The first decades of this century saw bankruptcy and merger greatly reduce the number of American car firms. In 1920, Walter Chrysler, a former vice-president at General Motors, joined the Willys-Overland company, once the number 2 car producer after Ford, and laid the groundwork for the Chrysler Corporation. Chrysler absorbed Maxwell-Chalmers and the Dodge brothers’ company, and introduced the Plymouth in 1929. The Lincoln Company became part of the Ford Corporation in 1921, and the Mercury was introduced in 1939.
The Studebaker and Packard, both introduced before 1902, eventually merged, and the Nash Company, founded by Charles Nash, who had replaced Durant at General Motors-joined the Hudson Company in the 1950’s to form the American Motors Corporation. As early as 1914, 75 percent of all American cars were manufactured by the ten largest companies.
The Rolls-Royce Corporation was founded in 1904 by two Englishmen named, you guessed it, Rolls and Royce.
The familiar Volkswagen “beetle” was first produced in 1938. By the 1950’s, Volkswagen was the largest car producer in Europe; and in 1972, the “beetle” surpassed the Model T in total sales for a single model, with over 15 million sold throughout the world.
The United States has been the leader in automobile production for many years. Over a million cars were produced here in 1916, and over 3 million in 1924, when there were some 15 million cars registered in America. In 1952, about 4 million American passenger cars rolled off the line, ten times the number produced by the second-rank ing nation, Great Britain. At the time, there was a car on the road here for every 3.5 persons alive, compared to, for example, one car per 564 persons in Japan. The second-ranking nation in car use was, surprisingly, New Zealand, with six persons for each car.
American dominance of the automobile market has slipped some what in recent years, yet the United States still ranks first in total production, with 6.7 million passenger cars turned out in 1975. Japan ranked second that year with 4.5 million cars, followed by West Germany and France with just under three million each, Great Britain and Italy with about 1.4 million each, Canada with one million, and the Soviet Union with 670,000.
What is the most popular car in America? For years it’s been the Chevrolet. In 1975, 1.6 million new Chevies left the assembly line, while the Ford ranked second with 1.3 million cars, followed in order by the Oldsmobile, Buick, Pontiac, Plymouth, Mercury, Dodge, and Cadillac. Among American auto manufacturers, General Motors was far and away the leader, with 3.6 million cars produced; Ford was second with 1.8 million, Chrysler third with 900,000, and American Motors fourth with 320,000.

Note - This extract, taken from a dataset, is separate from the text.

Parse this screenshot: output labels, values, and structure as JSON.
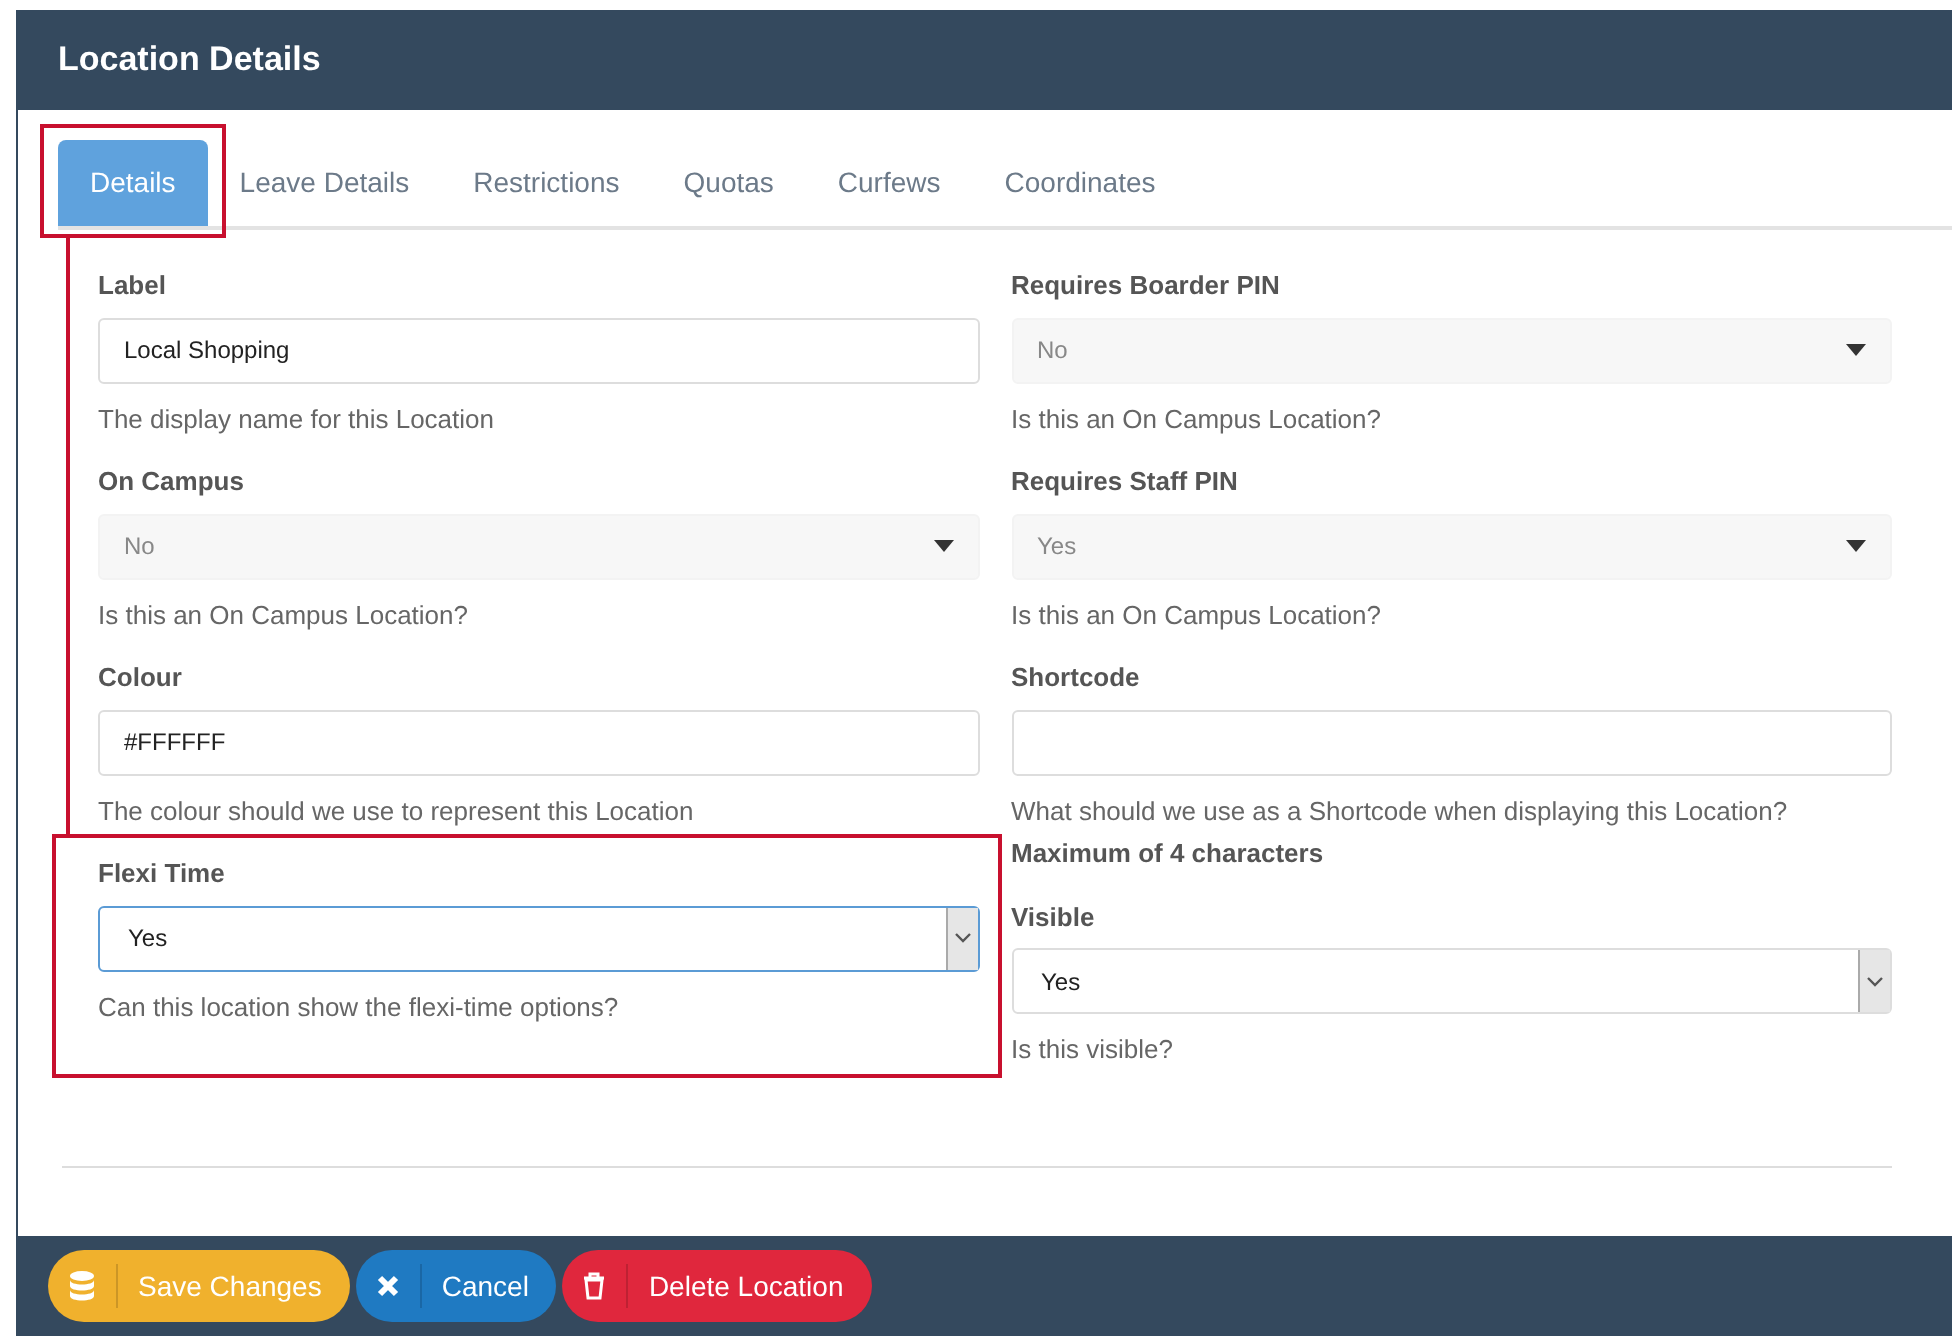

In 1978, there were about 107 million passenger cars registered throughout this country, and 125 million licensed drivers. Car registration began here in 1901, in New York State. The first license plates appeared in France in 1893.
England’s first license plate, Al, was purchased in 1903 by Lord Russell, after an overnight wait outside the license bureau office, and that plate was reportedly sold to a collector in 1973 for $35,000! As late as 1909, driving licenses were required in only twelve American states, when there were few traffic laws of any kind. The first modern traffic light, in fact, did not appear until 1914, on Euclid Avenue, Cleveland, Ohio. And in England driving tests were not required for would-be drivers until 1935!